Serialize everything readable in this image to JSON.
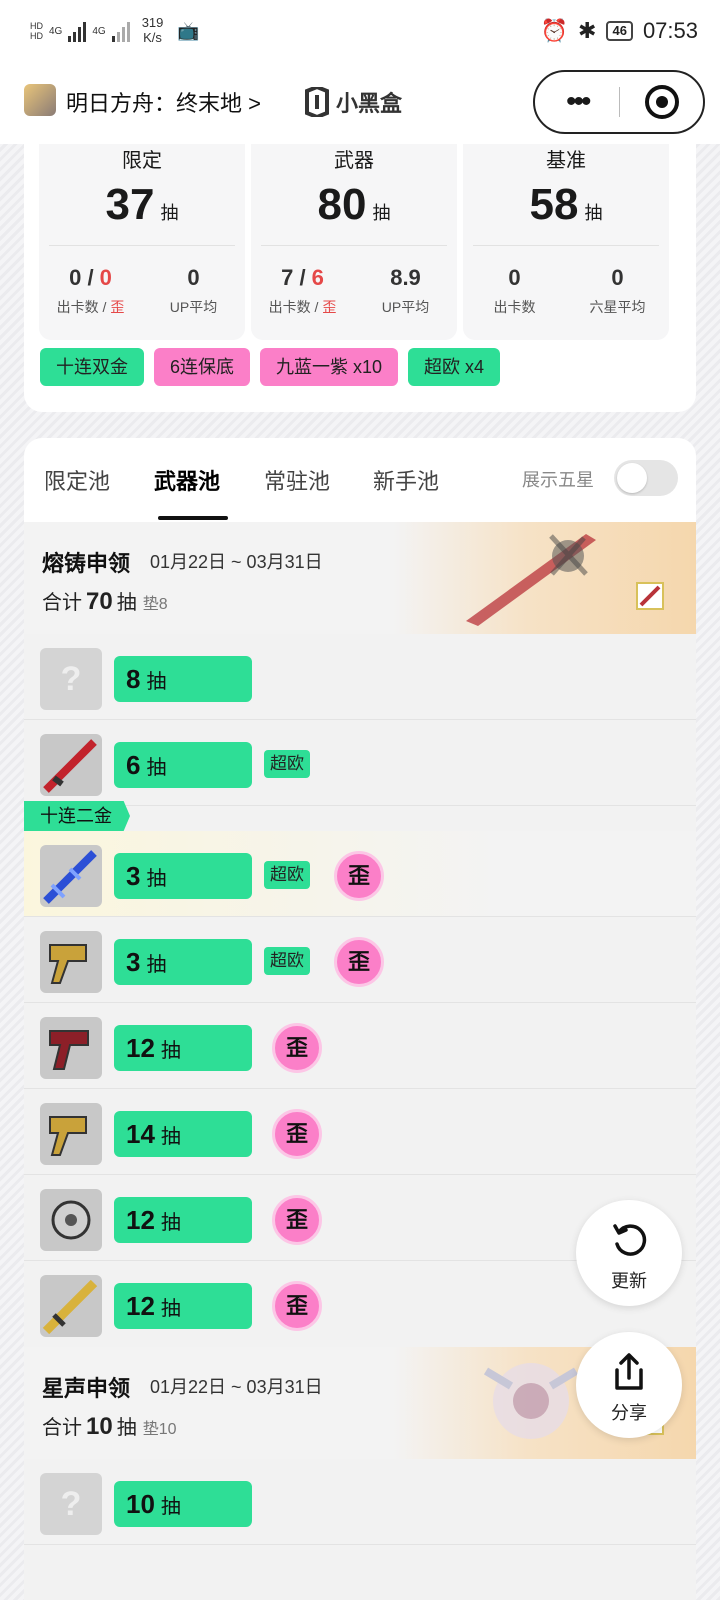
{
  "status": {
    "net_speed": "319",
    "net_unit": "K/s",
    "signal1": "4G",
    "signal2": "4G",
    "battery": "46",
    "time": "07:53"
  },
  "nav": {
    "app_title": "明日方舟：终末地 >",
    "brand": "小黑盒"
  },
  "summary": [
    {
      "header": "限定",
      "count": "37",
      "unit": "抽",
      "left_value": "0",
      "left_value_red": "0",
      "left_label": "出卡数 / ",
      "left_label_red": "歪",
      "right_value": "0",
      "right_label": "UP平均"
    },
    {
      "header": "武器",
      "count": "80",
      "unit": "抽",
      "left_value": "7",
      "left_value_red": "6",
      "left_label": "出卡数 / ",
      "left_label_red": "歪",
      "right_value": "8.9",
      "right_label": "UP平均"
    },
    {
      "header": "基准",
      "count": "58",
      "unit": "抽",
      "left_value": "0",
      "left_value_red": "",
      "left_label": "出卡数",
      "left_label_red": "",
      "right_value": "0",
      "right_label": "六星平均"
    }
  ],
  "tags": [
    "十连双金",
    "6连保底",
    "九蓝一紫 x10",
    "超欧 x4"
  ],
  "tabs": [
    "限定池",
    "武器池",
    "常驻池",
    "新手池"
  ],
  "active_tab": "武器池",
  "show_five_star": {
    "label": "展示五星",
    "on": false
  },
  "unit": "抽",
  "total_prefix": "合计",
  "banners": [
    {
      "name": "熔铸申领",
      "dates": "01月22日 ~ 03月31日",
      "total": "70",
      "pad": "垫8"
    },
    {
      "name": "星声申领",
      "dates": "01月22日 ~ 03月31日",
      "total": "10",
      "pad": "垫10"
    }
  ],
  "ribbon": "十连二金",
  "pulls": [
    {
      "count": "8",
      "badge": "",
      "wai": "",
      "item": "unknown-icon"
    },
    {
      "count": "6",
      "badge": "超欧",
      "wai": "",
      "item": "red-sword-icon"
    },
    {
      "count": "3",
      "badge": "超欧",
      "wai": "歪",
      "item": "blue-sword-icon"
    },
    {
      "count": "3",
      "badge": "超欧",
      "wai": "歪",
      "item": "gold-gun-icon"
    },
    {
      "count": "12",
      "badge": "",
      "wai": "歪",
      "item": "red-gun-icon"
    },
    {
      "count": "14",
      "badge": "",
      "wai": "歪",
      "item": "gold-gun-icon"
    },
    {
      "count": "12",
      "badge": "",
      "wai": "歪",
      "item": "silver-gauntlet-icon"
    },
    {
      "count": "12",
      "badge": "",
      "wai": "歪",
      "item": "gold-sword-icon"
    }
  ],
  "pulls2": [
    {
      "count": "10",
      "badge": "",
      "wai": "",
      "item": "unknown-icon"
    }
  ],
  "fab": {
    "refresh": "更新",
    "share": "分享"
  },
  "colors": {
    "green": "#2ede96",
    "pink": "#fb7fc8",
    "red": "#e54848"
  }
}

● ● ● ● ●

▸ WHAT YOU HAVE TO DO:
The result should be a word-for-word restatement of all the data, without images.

▸ TASK ANSWER:
Serialize everything readable in this image to JSON.
{
  "status": {
    "net_speed": "319",
    "net_unit": "K/s",
    "signal1": "4G",
    "signal2": "4G",
    "battery": "46",
    "time": "07:53"
  },
  "nav": {
    "app_title": "明日方舟：终末地 >",
    "brand": "小黑盒"
  },
  "summary": [
    {
      "header": "限定",
      "count": "37",
      "unit": "抽",
      "left_value": "0",
      "left_value_red": "0",
      "left_label": "出卡数 / ",
      "left_label_red": "歪",
      "right_value": "0",
      "right_label": "UP平均"
    },
    {
      "header": "武器",
      "count": "80",
      "unit": "抽",
      "left_value": "7",
      "left_value_red": "6",
      "left_label": "出卡数 / ",
      "left_label_red": "歪",
      "right_value": "8.9",
      "right_label": "UP平均"
    },
    {
      "header": "基准",
      "count": "58",
      "unit": "抽",
      "left_value": "0",
      "left_value_red": "",
      "left_label": "出卡数",
      "left_label_red": "",
      "right_value": "0",
      "right_label": "六星平均"
    }
  ],
  "tags": [
    "十连双金",
    "6连保底",
    "九蓝一紫 x10",
    "超欧 x4"
  ],
  "tabs": [
    "限定池",
    "武器池",
    "常驻池",
    "新手池"
  ],
  "active_tab": "武器池",
  "show_five_star": {
    "label": "展示五星",
    "on": false
  },
  "unit": "抽",
  "total_prefix": "合计",
  "banners": [
    {
      "name": "熔铸申领",
      "dates": "01月22日 ~ 03月31日",
      "total": "70",
      "pad": "垫8"
    },
    {
      "name": "星声申领",
      "dates": "01月22日 ~ 03月31日",
      "total": "10",
      "pad": "垫10"
    }
  ],
  "ribbon": "十连二金",
  "pulls": [
    {
      "count": "8",
      "badge": "",
      "wai": "",
      "item": "unknown-icon"
    },
    {
      "count": "6",
      "badge": "超欧",
      "wai": "",
      "item": "red-sword-icon"
    },
    {
      "count": "3",
      "badge": "超欧",
      "wai": "歪",
      "item": "blue-sword-icon"
    },
    {
      "count": "3",
      "badge": "超欧",
      "wai": "歪",
      "item": "gold-gun-icon"
    },
    {
      "count": "12",
      "badge": "",
      "wai": "歪",
      "item": "red-gun-icon"
    },
    {
      "count": "14",
      "badge": "",
      "wai": "歪",
      "item": "gold-gun-icon"
    },
    {
      "count": "12",
      "badge": "",
      "wai": "歪",
      "item": "silver-gauntlet-icon"
    },
    {
      "count": "12",
      "badge": "",
      "wai": "歪",
      "item": "gold-sword-icon"
    }
  ],
  "pulls2": [
    {
      "count": "10",
      "badge": "",
      "wai": "",
      "item": "unknown-icon"
    }
  ],
  "fab": {
    "refresh": "更新",
    "share": "分享"
  },
  "colors": {
    "green": "#2ede96",
    "pink": "#fb7fc8",
    "red": "#e54848"
  }
}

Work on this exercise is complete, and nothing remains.